Let me start by saying right up front: this is a story about a competitor.
My organization, the International Association of Plumbing and Mechanical Officials (IAPMO) competes with the International Code Council (ICC) for code adoption throughout the U.S.
This means I’m not a disinterested party to their actions. But it also means I have first-hand experience relevant to ICC’s announcement a couple weeks ago that they are changing their process to update their International Energy Conservation Code (IECC).
My story starts a little over a year ago when ICC published a report claiming that their plumbing code saves money for builders, homeowners, and developers as compared to the IAPMO plumbing code.
The claim was based on outlandish assumptions, such as declaring the average single-family home built in the U.S over the past 12 years is 4,500 sq ft—more than 90% larger than the actual median size of U.S. single-family homes. And with a 32-foot-high roof!
Their report was so severely flawed, we expected it would be easy to refute. But we learned that the complexities of plumbing science were no match for what was frankly disinformation-driven sound bites wrapped up in what one of our subject matter experts called a “science-y looking” report. In a world where we all compete for limited attention, it proved challenging to help policymakers cut through this fog. (We do so here in this document highlighting the false and misleading claims contained in the ICC’s report.)
With the ICC’s recent announced change to the IECC code development process, I see the same disinformation approach and it’s disheartening. ICC distributed a press release, an executive summary and an infographic to claim their shift will create more transparency and consensus. Claiming to follow an American National Standards Institute (ANSI) process creates fog to casual readers who don’t know the difference between standards and codes. Not sure what that means? That’s the point.
You might want to write me off as a disgruntled competitor, but here’s a truth: there are many good and highly principled professionals who serve ICC, just like we have at IAPMO. Industry interests from builders to plumbers to manufacturers absolutely should have a voice in model code development. We are the experts.
The issue is guarding against one special interest dominating. What isn’t said in any of ICC’s materials is that the ICC’s governmental consensus process lacks true consensus of all those affected by their codes.

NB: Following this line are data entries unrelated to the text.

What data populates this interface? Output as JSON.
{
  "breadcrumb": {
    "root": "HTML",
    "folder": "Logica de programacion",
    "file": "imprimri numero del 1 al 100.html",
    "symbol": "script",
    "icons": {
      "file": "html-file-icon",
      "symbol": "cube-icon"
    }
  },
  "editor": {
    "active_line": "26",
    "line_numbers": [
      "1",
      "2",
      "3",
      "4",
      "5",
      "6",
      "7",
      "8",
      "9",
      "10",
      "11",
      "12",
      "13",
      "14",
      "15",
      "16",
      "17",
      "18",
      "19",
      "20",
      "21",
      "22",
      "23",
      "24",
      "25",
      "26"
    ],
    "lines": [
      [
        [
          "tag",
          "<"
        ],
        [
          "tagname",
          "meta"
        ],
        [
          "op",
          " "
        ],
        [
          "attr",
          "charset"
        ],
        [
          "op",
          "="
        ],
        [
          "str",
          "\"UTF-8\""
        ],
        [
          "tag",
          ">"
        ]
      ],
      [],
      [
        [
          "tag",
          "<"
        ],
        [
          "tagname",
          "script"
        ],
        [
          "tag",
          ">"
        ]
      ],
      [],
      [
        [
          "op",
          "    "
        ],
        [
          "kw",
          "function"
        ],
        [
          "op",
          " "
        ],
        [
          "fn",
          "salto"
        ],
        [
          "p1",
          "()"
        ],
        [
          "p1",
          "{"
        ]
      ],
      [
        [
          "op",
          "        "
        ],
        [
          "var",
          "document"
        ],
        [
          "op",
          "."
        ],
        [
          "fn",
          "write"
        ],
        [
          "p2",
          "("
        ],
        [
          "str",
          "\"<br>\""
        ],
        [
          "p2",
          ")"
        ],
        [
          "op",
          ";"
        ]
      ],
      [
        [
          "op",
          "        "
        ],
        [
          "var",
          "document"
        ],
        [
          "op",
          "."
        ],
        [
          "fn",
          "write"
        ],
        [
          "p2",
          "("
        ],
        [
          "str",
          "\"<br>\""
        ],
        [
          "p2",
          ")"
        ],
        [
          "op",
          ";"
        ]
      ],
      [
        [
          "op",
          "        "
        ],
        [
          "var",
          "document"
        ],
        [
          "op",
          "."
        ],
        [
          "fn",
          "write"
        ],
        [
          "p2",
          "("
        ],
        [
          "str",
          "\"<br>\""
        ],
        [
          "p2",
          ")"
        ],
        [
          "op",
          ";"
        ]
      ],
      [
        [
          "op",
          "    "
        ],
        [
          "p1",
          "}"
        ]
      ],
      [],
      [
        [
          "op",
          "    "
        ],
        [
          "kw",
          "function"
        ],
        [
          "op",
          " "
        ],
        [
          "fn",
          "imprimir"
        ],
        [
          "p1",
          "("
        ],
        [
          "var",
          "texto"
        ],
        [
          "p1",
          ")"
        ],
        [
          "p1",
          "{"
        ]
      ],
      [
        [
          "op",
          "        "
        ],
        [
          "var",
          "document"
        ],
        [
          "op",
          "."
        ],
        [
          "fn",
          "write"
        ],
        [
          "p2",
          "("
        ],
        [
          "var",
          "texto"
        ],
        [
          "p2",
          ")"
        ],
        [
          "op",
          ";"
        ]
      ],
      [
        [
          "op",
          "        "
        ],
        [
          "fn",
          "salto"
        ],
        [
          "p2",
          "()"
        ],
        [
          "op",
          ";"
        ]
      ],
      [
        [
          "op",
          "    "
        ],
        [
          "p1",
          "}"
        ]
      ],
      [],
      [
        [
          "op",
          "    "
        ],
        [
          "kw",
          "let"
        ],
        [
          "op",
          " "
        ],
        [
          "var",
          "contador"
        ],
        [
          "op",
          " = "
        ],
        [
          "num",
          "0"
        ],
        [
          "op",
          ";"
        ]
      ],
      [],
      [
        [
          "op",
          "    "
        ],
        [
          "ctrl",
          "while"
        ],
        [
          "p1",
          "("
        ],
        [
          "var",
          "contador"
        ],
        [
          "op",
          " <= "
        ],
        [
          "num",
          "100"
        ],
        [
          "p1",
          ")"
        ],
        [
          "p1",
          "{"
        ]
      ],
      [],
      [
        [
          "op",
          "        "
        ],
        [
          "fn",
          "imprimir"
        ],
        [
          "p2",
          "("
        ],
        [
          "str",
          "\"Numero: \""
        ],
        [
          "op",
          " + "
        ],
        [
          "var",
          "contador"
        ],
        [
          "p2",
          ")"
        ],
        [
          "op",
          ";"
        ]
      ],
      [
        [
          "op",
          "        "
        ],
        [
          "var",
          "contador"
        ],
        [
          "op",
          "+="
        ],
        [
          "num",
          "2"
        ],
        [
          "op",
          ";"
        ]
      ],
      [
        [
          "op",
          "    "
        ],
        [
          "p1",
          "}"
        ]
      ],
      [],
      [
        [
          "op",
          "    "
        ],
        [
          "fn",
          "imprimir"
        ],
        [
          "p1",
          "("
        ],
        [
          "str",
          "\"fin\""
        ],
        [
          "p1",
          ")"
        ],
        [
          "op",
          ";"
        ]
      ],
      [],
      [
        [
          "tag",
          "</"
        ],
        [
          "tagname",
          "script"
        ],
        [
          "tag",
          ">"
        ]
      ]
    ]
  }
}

Fortunately, many entities have seen through the fog on this one, recognizing the need for a true consensus process and criticizing the ICC’s actions. Model codes must be developed based on research, utilizing a transparent and true consensus development process. Only in this manner will municipalities and construction professionals have confidence in our industry’s ability to deliver solid guidance on building for resiliency, sustainability, and public health and safety while balancing affordability.